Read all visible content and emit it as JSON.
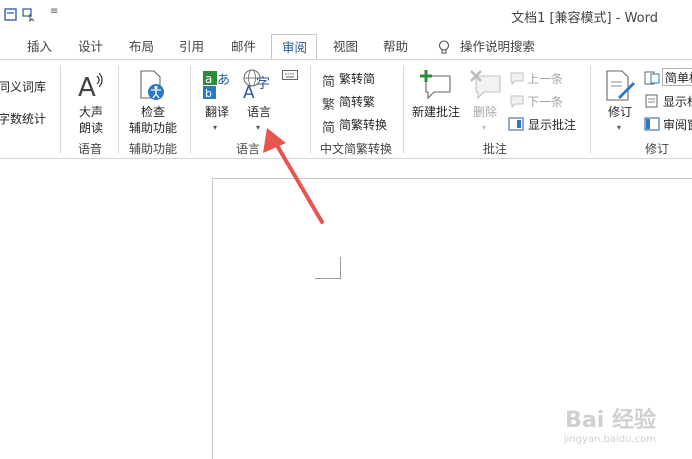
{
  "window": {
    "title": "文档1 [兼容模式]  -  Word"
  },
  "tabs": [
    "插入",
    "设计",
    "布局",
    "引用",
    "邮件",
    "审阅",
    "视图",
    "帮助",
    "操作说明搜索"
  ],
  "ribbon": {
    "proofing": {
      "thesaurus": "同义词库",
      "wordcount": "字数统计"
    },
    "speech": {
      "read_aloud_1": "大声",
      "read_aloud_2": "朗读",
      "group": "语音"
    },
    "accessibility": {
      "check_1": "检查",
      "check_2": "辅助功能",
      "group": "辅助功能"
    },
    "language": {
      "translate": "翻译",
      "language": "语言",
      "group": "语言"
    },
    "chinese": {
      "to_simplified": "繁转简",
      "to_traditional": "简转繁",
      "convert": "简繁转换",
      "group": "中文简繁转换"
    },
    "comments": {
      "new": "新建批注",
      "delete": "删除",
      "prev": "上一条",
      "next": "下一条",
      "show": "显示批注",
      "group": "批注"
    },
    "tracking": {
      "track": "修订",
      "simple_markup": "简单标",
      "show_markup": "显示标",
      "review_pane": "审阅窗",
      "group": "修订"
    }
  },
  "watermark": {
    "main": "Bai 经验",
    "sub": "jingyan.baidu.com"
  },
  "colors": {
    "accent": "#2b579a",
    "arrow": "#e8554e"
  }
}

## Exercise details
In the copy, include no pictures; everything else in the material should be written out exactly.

## Result
Read all visible content and emit it as JSON.
{
  "window": {
    "title": "文档1 [兼容模式]  -  Word"
  },
  "tabs": [
    "插入",
    "设计",
    "布局",
    "引用",
    "邮件",
    "审阅",
    "视图",
    "帮助",
    "操作说明搜索"
  ],
  "ribbon": {
    "proofing": {
      "thesaurus": "同义词库",
      "wordcount": "字数统计"
    },
    "speech": {
      "read_aloud_1": "大声",
      "read_aloud_2": "朗读",
      "group": "语音"
    },
    "accessibility": {
      "check_1": "检查",
      "check_2": "辅助功能",
      "group": "辅助功能"
    },
    "language": {
      "translate": "翻译",
      "language": "语言",
      "group": "语言"
    },
    "chinese": {
      "to_simplified": "繁转简",
      "to_traditional": "简转繁",
      "convert": "简繁转换",
      "group": "中文简繁转换"
    },
    "comments": {
      "new": "新建批注",
      "delete": "删除",
      "prev": "上一条",
      "next": "下一条",
      "show": "显示批注",
      "group": "批注"
    },
    "tracking": {
      "track": "修订",
      "simple_markup": "简单标",
      "show_markup": "显示标",
      "review_pane": "审阅窗",
      "group": "修订"
    }
  },
  "watermark": {
    "main": "Bai 经验",
    "sub": "jingyan.baidu.com"
  },
  "colors": {
    "accent": "#2b579a",
    "arrow": "#e8554e"
  }
}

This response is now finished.